Co-editor of The Queer Bible Commentary (SCM, 2006), co-author of Transgender, Intersex, and Biblical Interpretation (SBL, 2016), and author of Beyond Feminist Biblical Studies (Sheffield Phoenix, 2012), all of which break new and important ground in the discipline, Deryn has published extensively on the book of Judges in particular. At present, Deryn is writing an Earth Bible Commentary (Bloomsbury) on Judges. Deryn’s is a totally distinctive voice, blending whip-smart scholarship and integrity and never compromising on either.
So, what’s up, Deryn Guest?

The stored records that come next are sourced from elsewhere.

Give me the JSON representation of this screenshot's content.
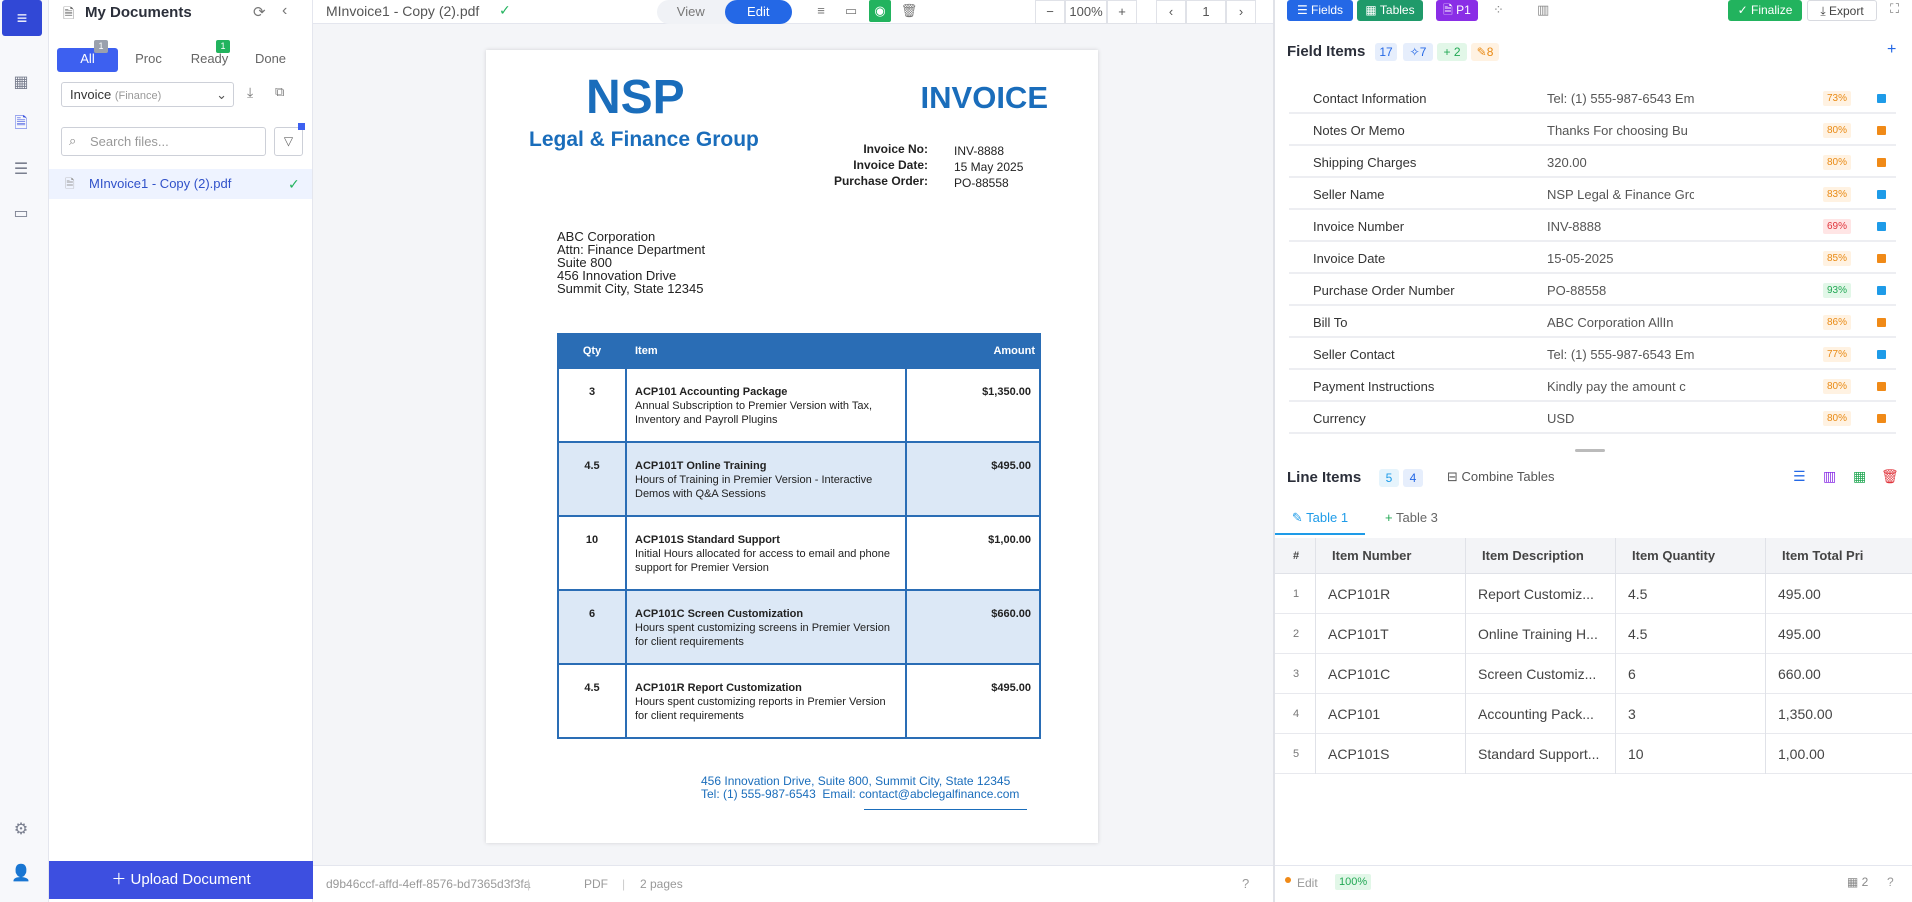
{
  "docs_panel": {
    "title": "My Documents",
    "tabs": [
      {
        "label": "All",
        "badge": "1"
      },
      {
        "label": "Proc",
        "badge": ""
      },
      {
        "label": "Ready",
        "badge": "1"
      },
      {
        "label": "Done",
        "badge": ""
      }
    ],
    "doc_type": "Invoice",
    "doc_category": "(Finance)",
    "search_placeholder": "Search files...",
    "files": [
      {
        "name": "MInvoice1 - Copy (2).pdf"
      }
    ],
    "upload_label": "Upload Document"
  },
  "viewer": {
    "filename": "MInvoice1 - Copy (2).pdf",
    "mode_view": "View",
    "mode_edit": "Edit",
    "zoom": "100%",
    "page": "1",
    "doc_id": "d9b46ccf-affd-4eff-8576-bd7365d3f3fa",
    "format": "PDF",
    "pages": "2 pages"
  },
  "invoice": {
    "company": "NSP",
    "company_sub": "Legal & Finance Group",
    "title": "INVOICE",
    "meta": [
      {
        "label": "Invoice No:",
        "value": "INV-8888"
      },
      {
        "label": "Invoice Date:",
        "value": "15 May 2025"
      },
      {
        "label": "Purchase Order:",
        "value": "PO-88558"
      }
    ],
    "bill_to": [
      "ABC Corporation",
      "Attn: Finance Department",
      "Suite 800",
      "456 Innovation Drive",
      "Summit City, State 12345"
    ],
    "table_headers": {
      "qty": "Qty",
      "item": "Item",
      "amount": "Amount"
    },
    "items": [
      {
        "qty": "3",
        "name": "ACP101 Accounting Package",
        "desc": "Annual Subscription to Premier Version with Tax, Inventory and Payroll Plugins",
        "amount": "$1,350.00"
      },
      {
        "qty": "4.5",
        "name": "ACP101T Online Training",
        "desc": "Hours of Training in Premier Version - Interactive Demos with Q&A Sessions",
        "amount": "$495.00"
      },
      {
        "qty": "10",
        "name": "ACP101S Standard Support",
        "desc": "Initial Hours allocated for access to email and phone support for Premier Version",
        "amount": "$1,00.00"
      },
      {
        "qty": "6",
        "name": "ACP101C Screen Customization",
        "desc": "Hours spent customizing screens in Premier Version for client requirements",
        "amount": "$660.00"
      },
      {
        "qty": "4.5",
        "name": "ACP101R Report Customization",
        "desc": "Hours spent customizing reports in Premier Version for client requirements",
        "amount": "$495.00"
      }
    ],
    "footer_line1": "456 Innovation Drive, Suite 800, Summit City, State 12345",
    "footer_tel": "Tel: (1) 555-987-6543",
    "footer_email_label": "Email:",
    "footer_email": "contact@abclegalfinance.com"
  },
  "right_panel": {
    "buttons": {
      "fields": "Fields",
      "tables": "Tables",
      "page": "P1",
      "finalize": "Finalize",
      "export": "Export"
    },
    "field_items_title": "Field Items",
    "field_counts": {
      "total": "17",
      "ai": "7",
      "added": "+ 2",
      "edited": "8"
    },
    "fields": [
      {
        "label": "Contact Information",
        "value": "Tel: (1) 555-987-6543 Ema",
        "conf": "73%",
        "level": "o",
        "dot": "#1e9be8"
      },
      {
        "label": "Notes Or Memo",
        "value": "Thanks For choosing Bu",
        "conf": "80%",
        "level": "o",
        "dot": "#f08a17"
      },
      {
        "label": "Shipping Charges",
        "value": "320.00",
        "conf": "80%",
        "level": "o",
        "dot": "#f08a17"
      },
      {
        "label": "Seller Name",
        "value": "NSP Legal & Finance Grc",
        "conf": "83%",
        "level": "o",
        "dot": "#1e9be8"
      },
      {
        "label": "Invoice Number",
        "value": "INV-8888",
        "conf": "69%",
        "level": "r",
        "dot": "#1e9be8"
      },
      {
        "label": "Invoice Date",
        "value": "15-05-2025",
        "conf": "85%",
        "level": "o",
        "dot": "#f08a17"
      },
      {
        "label": "Purchase Order Number",
        "value": "PO-88558",
        "conf": "93%",
        "level": "g",
        "dot": "#1e9be8"
      },
      {
        "label": "Bill To",
        "value": "ABC Corporation AllIn",
        "conf": "86%",
        "level": "o",
        "dot": "#f08a17"
      },
      {
        "label": "Seller Contact",
        "value": "Tel: (1) 555-987-6543 Ema",
        "conf": "77%",
        "level": "o",
        "dot": "#1e9be8"
      },
      {
        "label": "Payment Instructions",
        "value": "Kindly pay the amount c",
        "conf": "80%",
        "level": "o",
        "dot": "#f08a17"
      },
      {
        "label": "Currency",
        "value": "USD",
        "conf": "80%",
        "level": "o",
        "dot": "#f08a17"
      }
    ],
    "line_items_title": "Line Items",
    "line_counts": {
      "a": "5",
      "b": "4"
    },
    "combine_label": "Combine Tables",
    "table_tabs": [
      "Table 1",
      "Table 3"
    ],
    "columns": [
      "#",
      "Item Number",
      "Item Description",
      "Item Quantity",
      "Item Total Pri"
    ],
    "rows": [
      {
        "n": "1",
        "num": "ACP101R",
        "desc": "Report Customiz...",
        "qty": "4.5",
        "total": "495.00"
      },
      {
        "n": "2",
        "num": "ACP101T",
        "desc": "Online Training H...",
        "qty": "4.5",
        "total": "495.00"
      },
      {
        "n": "3",
        "num": "ACP101C",
        "desc": "Screen Customiz...",
        "qty": "6",
        "total": "660.00"
      },
      {
        "n": "4",
        "num": "ACP101",
        "desc": "Accounting Pack...",
        "qty": "3",
        "total": "1,350.00"
      },
      {
        "n": "5",
        "num": "ACP101S",
        "desc": "Standard Support...",
        "qty": "10",
        "total": "1,00.00"
      }
    ],
    "status": {
      "mode": "Edit",
      "pct": "100%",
      "tables": "2"
    }
  }
}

Gosh, even introverted home birds miss social contact. Such was my realization as the morning work schedule kicked in during week one of lockdown. I was no longer filling up my kettle at the water cooler with office staff and colleagues, chatting about moments of hilarity on the Great British Bake Off, or the over-crowded commute that morning, or, of course, the perennial topic of the weather. Bonhomie at the water cooler – a convivial, social start to the academic day.
I rely now on my usual pre-commute morning ritual: a lit candle, a steaming cup of tea, some quiet moments of contemplation. After that, I’m ready for organizing the day into varied activities that keep the body oiled as well as the mind. A couple of hours on research, break for half an hour gardening, answer emails, take exercise, create some online teaching material, skype supervisions for postgrads. And I’m bearing up well. The quietness of being at home is good for my soul. The office of choice is the garden where I am accompanied by the chatter of birds communing socially at their own water coolers based at strategic points in the garden. When wet, I work in the kitchen where I can see the garden through the patio windows. Either function well for writing an ecological commentary on the Book of Judges, which is the current project.
Fresh in my mind as I work on the story of the abducted women in Judges 21 is the capture of the Yazidi women taken into sexual slavery against their will by ISIS soldiers, dislocated from their place of home and family. Warfare, ancient or modern, always has severe consequences for the bodies of women. Writing ecologically, I think of how the land can act as witness to atrocities; how the sacred energies of a place are desecrated; how, in Judges 21, the pulsing, whirling of girls’ feet was suddenly felt no more, leaving the earth bereft of its place in the dance. Being in the garden, watching the birds, listening to their singing and scolding (of cats), I wonder what the sounds of the places called Shiloh and Sinjar were in usual times, what were the sounds during the abduction, and then, with sadness, I ponder the sound of the aftermath.